_WHAT NEEDS TO BE DONE_. Below are some records; each one is to be set down again exactly.

[DATA SECTION — start]

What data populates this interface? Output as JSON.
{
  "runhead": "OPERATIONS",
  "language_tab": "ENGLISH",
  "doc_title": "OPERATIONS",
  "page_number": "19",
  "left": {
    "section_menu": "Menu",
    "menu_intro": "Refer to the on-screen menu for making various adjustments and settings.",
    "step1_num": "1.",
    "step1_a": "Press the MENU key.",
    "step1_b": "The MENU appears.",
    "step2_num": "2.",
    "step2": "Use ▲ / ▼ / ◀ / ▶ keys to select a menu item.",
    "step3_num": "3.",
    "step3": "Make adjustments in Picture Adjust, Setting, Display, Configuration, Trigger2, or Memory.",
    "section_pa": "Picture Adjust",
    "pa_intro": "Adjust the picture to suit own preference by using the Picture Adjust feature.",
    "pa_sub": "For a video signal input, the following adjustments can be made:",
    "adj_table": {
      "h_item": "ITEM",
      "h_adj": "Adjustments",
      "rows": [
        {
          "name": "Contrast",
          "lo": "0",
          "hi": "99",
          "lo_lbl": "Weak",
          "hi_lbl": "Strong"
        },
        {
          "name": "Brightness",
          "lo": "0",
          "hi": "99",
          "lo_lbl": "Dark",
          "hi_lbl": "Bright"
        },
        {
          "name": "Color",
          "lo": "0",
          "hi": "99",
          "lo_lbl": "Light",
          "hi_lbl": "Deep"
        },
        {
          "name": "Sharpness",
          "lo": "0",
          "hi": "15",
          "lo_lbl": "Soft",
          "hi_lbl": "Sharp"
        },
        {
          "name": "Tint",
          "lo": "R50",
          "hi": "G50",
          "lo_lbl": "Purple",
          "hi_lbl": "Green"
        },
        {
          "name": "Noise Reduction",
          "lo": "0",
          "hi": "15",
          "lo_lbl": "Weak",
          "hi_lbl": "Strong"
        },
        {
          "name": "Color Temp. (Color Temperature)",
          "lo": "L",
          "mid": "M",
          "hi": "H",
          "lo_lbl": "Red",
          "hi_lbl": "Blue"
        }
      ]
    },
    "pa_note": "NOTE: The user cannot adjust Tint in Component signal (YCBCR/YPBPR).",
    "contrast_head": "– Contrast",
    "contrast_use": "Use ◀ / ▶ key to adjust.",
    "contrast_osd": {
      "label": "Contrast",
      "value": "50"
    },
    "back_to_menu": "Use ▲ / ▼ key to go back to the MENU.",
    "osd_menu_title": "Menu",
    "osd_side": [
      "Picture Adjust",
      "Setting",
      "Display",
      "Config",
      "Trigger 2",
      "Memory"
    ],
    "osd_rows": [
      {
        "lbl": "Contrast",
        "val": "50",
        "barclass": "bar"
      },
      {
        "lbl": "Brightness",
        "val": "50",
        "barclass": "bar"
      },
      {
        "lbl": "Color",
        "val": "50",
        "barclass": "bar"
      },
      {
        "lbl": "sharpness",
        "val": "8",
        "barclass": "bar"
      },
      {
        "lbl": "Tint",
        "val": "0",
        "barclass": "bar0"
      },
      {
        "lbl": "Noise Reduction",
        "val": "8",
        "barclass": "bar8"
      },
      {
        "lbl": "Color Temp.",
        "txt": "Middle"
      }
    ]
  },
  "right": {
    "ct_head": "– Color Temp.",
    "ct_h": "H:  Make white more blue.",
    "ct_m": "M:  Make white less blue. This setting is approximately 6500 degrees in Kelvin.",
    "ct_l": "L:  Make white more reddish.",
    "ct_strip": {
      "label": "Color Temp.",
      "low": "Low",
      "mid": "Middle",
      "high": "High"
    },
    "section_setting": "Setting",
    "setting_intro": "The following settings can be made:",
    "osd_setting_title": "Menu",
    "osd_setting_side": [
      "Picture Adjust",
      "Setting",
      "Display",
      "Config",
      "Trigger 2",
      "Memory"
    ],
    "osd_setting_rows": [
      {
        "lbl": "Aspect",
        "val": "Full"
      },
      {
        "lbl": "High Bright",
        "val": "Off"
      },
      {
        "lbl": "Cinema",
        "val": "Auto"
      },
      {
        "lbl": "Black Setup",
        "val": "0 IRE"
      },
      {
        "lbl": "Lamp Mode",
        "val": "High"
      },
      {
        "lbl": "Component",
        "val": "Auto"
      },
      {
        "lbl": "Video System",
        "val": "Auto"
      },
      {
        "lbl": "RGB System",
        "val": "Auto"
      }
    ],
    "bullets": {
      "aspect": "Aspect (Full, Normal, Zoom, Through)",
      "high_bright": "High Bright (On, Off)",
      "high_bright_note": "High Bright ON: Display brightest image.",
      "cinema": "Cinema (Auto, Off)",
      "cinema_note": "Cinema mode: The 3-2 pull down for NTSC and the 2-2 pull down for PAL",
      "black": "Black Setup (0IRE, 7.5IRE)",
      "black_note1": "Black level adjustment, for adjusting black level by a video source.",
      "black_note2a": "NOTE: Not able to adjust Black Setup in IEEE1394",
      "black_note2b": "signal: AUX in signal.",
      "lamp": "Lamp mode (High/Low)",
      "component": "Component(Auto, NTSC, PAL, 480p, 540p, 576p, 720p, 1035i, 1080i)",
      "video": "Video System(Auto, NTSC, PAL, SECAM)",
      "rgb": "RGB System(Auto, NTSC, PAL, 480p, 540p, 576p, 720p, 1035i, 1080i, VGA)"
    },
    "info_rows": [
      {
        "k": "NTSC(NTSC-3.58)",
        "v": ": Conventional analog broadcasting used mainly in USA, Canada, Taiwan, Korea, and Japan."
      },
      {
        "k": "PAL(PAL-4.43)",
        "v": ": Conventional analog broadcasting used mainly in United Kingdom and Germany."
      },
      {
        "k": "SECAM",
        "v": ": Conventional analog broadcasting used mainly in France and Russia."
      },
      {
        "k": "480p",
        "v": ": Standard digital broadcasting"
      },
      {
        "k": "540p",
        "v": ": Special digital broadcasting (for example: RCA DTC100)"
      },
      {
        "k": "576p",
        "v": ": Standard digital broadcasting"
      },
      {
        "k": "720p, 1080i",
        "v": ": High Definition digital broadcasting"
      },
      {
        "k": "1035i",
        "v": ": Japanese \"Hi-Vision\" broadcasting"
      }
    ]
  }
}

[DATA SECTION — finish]

_RESPONSE AREA_.
What data populates this interface? Output as JSON.
{
  "runhead": "OPERATIONS",
  "language_tab": "ENGLISH",
  "doc_title": "OPERATIONS",
  "page_number": "19",
  "left": {
    "section_menu": "Menu",
    "menu_intro": "Refer to the on-screen menu for making various adjustments and settings.",
    "step1_num": "1.",
    "step1_a": "Press the MENU key.",
    "step1_b": "The MENU appears.",
    "step2_num": "2.",
    "step2": "Use ▲ / ▼ / ◀ / ▶ keys to select a menu item.",
    "step3_num": "3.",
    "step3": "Make adjustments in Picture Adjust, Setting, Display, Configuration, Trigger2, or Memory.",
    "section_pa": "Picture Adjust",
    "pa_intro": "Adjust the picture to suit own preference by using the Picture Adjust feature.",
    "pa_sub": "For a video signal input, the following adjustments can be made:",
    "adj_table": {
      "h_item": "ITEM",
      "h_adj": "Adjustments",
      "rows": [
        {
          "name": "Contrast",
          "lo": "0",
          "hi": "99",
          "lo_lbl": "Weak",
          "hi_lbl": "Strong"
        },
        {
          "name": "Brightness",
          "lo": "0",
          "hi": "99",
          "lo_lbl": "Dark",
          "hi_lbl": "Bright"
        },
        {
          "name": "Color",
          "lo": "0",
          "hi": "99",
          "lo_lbl": "Light",
          "hi_lbl": "Deep"
        },
        {
          "name": "Sharpness",
          "lo": "0",
          "hi": "15",
          "lo_lbl": "Soft",
          "hi_lbl": "Sharp"
        },
        {
          "name": "Tint",
          "lo": "R50",
          "hi": "G50",
          "lo_lbl": "Purple",
          "hi_lbl": "Green"
        },
        {
          "name": "Noise Reduction",
          "lo": "0",
          "hi": "15",
          "lo_lbl": "Weak",
          "hi_lbl": "Strong"
        },
        {
          "name": "Color Temp. (Color Temperature)",
          "lo": "L",
          "mid": "M",
          "hi": "H",
          "lo_lbl": "Red",
          "hi_lbl": "Blue"
        }
      ]
    },
    "pa_note": "NOTE: The user cannot adjust Tint in Component signal (YCBCR/YPBPR).",
    "contrast_head": "– Contrast",
    "contrast_use": "Use ◀ / ▶ key to adjust.",
    "contrast_osd": {
      "label": "Contrast",
      "value": "50"
    },
    "back_to_menu": "Use ▲ / ▼ key to go back to the MENU.",
    "osd_menu_title": "Menu",
    "osd_side": [
      "Picture Adjust",
      "Setting",
      "Display",
      "Config",
      "Trigger 2",
      "Memory"
    ],
    "osd_rows": [
      {
        "lbl": "Contrast",
        "val": "50",
        "barclass": "bar"
      },
      {
        "lbl": "Brightness",
        "val": "50",
        "barclass": "bar"
      },
      {
        "lbl": "Color",
        "val": "50",
        "barclass": "bar"
      },
      {
        "lbl": "sharpness",
        "val": "8",
        "barclass": "bar"
      },
      {
        "lbl": "Tint",
        "val": "0",
        "barclass": "bar0"
      },
      {
        "lbl": "Noise Reduction",
        "val": "8",
        "barclass": "bar8"
      },
      {
        "lbl": "Color Temp.",
        "txt": "Middle"
      }
    ]
  },
  "right": {
    "ct_head": "– Color Temp.",
    "ct_h": "H:  Make white more blue.",
    "ct_m": "M:  Make white less blue. This setting is approximately 6500 degrees in Kelvin.",
    "ct_l": "L:  Make white more reddish.",
    "ct_strip": {
      "label": "Color Temp.",
      "low": "Low",
      "mid": "Middle",
      "high": "High"
    },
    "section_setting": "Setting",
    "setting_intro": "The following settings can be made:",
    "osd_setting_title": "Menu",
    "osd_setting_side": [
      "Picture Adjust",
      "Setting",
      "Display",
      "Config",
      "Trigger 2",
      "Memory"
    ],
    "osd_setting_rows": [
      {
        "lbl": "Aspect",
        "val": "Full"
      },
      {
        "lbl": "High Bright",
        "val": "Off"
      },
      {
        "lbl": "Cinema",
        "val": "Auto"
      },
      {
        "lbl": "Black Setup",
        "val": "0 IRE"
      },
      {
        "lbl": "Lamp Mode",
        "val": "High"
      },
      {
        "lbl": "Component",
        "val": "Auto"
      },
      {
        "lbl": "Video System",
        "val": "Auto"
      },
      {
        "lbl": "RGB System",
        "val": "Auto"
      }
    ],
    "bullets": {
      "aspect": "Aspect (Full, Normal, Zoom, Through)",
      "high_bright": "High Bright (On, Off)",
      "high_bright_note": "High Bright ON: Display brightest image.",
      "cinema": "Cinema (Auto, Off)",
      "cinema_note": "Cinema mode: The 3-2 pull down for NTSC and the 2-2 pull down for PAL",
      "black": "Black Setup (0IRE, 7.5IRE)",
      "black_note1": "Black level adjustment, for adjusting black level by a video source.",
      "black_note2a": "NOTE: Not able to adjust Black Setup in IEEE1394",
      "black_note2b": "signal: AUX in signal.",
      "lamp": "Lamp mode (High/Low)",
      "component": "Component(Auto, NTSC, PAL, 480p, 540p, 576p, 720p, 1035i, 1080i)",
      "video": "Video System(Auto, NTSC, PAL, SECAM)",
      "rgb": "RGB System(Auto, NTSC, PAL, 480p, 540p, 576p, 720p, 1035i, 1080i, VGA)"
    },
    "info_rows": [
      {
        "k": "NTSC(NTSC-3.58)",
        "v": ": Conventional analog broadcasting used mainly in USA, Canada, Taiwan, Korea, and Japan."
      },
      {
        "k": "PAL(PAL-4.43)",
        "v": ": Conventional analog broadcasting used mainly in United Kingdom and Germany."
      },
      {
        "k": "SECAM",
        "v": ": Conventional analog broadcasting used mainly in France and Russia."
      },
      {
        "k": "480p",
        "v": ": Standard digital broadcasting"
      },
      {
        "k": "540p",
        "v": ": Special digital broadcasting (for example: RCA DTC100)"
      },
      {
        "k": "576p",
        "v": ": Standard digital broadcasting"
      },
      {
        "k": "720p, 1080i",
        "v": ": High Definition digital broadcasting"
      },
      {
        "k": "1035i",
        "v": ": Japanese \"Hi-Vision\" broadcasting"
      }
    ]
  }
}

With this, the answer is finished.